NEW ORLEANS (AP) — He was spared the death penalty by the U.S. Supreme Court in a landmark 2008 decision. Now a man convicted in the 1998 rape of his 8-year-old stepdaughter wants a federal appeals court in New Orleans to uphold a ruling that could lead to his freedom — or a new trial.
A three-judge panel of the 5th U.S. Circuit Court of Appeals on Thursday heard arguments on whether there was gender discrimination in the selection of grand jury leaders when Patrick Kennedy was indicted in Jefferson Parish, a New Orleans suburb. The panel did not say when it would rule.
Kennedy, who has said he didn't commit the crime, once faced execution. But, his case led to a 5-4 Supreme Court ruling that death sentences for child rape were unconstitutional.
That decision invalidated laws in five states that allowed executions in child rape cases.
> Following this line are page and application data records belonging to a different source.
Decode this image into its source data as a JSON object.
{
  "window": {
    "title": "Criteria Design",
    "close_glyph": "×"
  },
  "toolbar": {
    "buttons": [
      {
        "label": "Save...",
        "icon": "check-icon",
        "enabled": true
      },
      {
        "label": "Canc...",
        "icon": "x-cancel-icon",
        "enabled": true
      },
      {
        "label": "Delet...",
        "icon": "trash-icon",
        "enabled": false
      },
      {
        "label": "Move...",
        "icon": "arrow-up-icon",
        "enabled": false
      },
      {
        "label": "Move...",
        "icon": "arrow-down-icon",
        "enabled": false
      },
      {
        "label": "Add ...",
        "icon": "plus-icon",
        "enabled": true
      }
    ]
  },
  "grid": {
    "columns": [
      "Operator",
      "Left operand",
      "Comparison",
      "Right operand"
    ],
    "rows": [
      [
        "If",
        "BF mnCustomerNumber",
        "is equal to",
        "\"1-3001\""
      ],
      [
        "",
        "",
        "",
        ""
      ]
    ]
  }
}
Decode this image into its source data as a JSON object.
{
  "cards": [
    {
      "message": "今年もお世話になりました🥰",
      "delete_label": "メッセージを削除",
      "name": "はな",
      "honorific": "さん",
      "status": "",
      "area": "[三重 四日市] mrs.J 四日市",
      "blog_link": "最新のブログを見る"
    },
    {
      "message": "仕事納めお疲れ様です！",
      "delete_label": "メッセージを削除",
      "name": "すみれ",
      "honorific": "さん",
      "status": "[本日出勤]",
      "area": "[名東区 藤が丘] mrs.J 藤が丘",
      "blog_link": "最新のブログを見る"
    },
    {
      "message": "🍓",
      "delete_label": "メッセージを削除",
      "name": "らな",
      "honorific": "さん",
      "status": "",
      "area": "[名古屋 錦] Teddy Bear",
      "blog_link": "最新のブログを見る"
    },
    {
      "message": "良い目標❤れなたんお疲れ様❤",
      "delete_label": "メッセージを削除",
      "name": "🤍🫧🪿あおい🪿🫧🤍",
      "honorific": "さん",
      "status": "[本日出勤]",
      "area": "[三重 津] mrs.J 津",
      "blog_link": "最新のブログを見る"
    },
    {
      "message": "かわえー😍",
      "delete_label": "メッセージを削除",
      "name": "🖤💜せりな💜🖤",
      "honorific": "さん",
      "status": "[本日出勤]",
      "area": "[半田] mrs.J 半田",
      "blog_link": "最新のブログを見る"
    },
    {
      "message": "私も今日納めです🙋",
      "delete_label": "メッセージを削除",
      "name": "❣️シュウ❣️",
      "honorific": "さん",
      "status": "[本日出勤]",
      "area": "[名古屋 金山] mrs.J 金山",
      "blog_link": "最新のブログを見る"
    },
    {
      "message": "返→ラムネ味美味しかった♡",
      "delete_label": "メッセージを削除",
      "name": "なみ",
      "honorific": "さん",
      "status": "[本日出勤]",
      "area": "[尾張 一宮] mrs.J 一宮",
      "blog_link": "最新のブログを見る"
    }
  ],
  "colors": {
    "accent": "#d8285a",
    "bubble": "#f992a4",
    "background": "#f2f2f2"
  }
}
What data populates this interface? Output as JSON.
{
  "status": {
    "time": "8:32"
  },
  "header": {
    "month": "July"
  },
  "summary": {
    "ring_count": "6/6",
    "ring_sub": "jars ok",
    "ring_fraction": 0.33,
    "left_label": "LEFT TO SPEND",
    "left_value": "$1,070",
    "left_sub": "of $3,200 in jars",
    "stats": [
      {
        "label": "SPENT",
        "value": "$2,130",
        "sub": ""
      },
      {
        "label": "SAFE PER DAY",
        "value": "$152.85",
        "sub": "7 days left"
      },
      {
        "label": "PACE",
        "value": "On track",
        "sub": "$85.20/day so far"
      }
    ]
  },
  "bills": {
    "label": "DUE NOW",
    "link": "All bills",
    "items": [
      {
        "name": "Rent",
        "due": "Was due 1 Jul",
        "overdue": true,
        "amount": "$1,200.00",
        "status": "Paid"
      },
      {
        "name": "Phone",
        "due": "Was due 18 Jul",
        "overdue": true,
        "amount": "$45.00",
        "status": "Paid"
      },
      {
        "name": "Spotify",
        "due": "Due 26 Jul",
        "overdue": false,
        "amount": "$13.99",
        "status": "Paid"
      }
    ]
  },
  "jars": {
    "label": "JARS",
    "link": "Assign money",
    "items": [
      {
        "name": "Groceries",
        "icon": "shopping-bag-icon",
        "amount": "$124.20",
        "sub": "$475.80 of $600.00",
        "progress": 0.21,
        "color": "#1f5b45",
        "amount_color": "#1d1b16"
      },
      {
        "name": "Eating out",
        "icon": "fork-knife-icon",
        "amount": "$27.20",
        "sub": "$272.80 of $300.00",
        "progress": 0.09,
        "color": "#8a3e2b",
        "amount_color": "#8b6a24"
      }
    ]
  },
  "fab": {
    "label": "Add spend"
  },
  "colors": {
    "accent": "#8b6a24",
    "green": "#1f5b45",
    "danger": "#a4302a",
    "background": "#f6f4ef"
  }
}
It drew criticism at the time from Republican Gov. Bobby Jindal and then-Sen. Barack Obama, running for the Democratic presidential nomination.
Kennedy was resentenced to life in prison in January 2009, at age 44. He has continued to fight his conviction, moving to federal courts after failing at the state level.
In October 2013, U.S. District Judge Helen Berrigan rejected numerous arguments by the defense but agreed on one key point: that there was sufficient evidence proving that when Jefferson Parish judges selected people to serve as foremen or forewomen of a grand jury, women were too often passed over.
That led to Thursday's arguments at the 5th Circuit.
Although the case involved the emotional issue of a child's rape and trial testimony had included gruesome evidence of the girl's injuries, Thursday's arguments centered largely on dry statistical arguments as to whether the number of grand jury foremen and forewomen cited in the defense arguments were drawn from a statistically significant number of grand jury panels.
"It reminds me of the old very famous book, 'How to Lie With Statistics,'" Judge Jacques Wiener remarked.
Berrigan's 2013 order called for Kennedy's release or reindictment within six months. However, she agreed to a delay in carrying out her order pending the appeal, citing the violent nature of the crime and the "significant incentive" Kennedy would have to flee to avoid a life sentence, if he were released pending a new trial.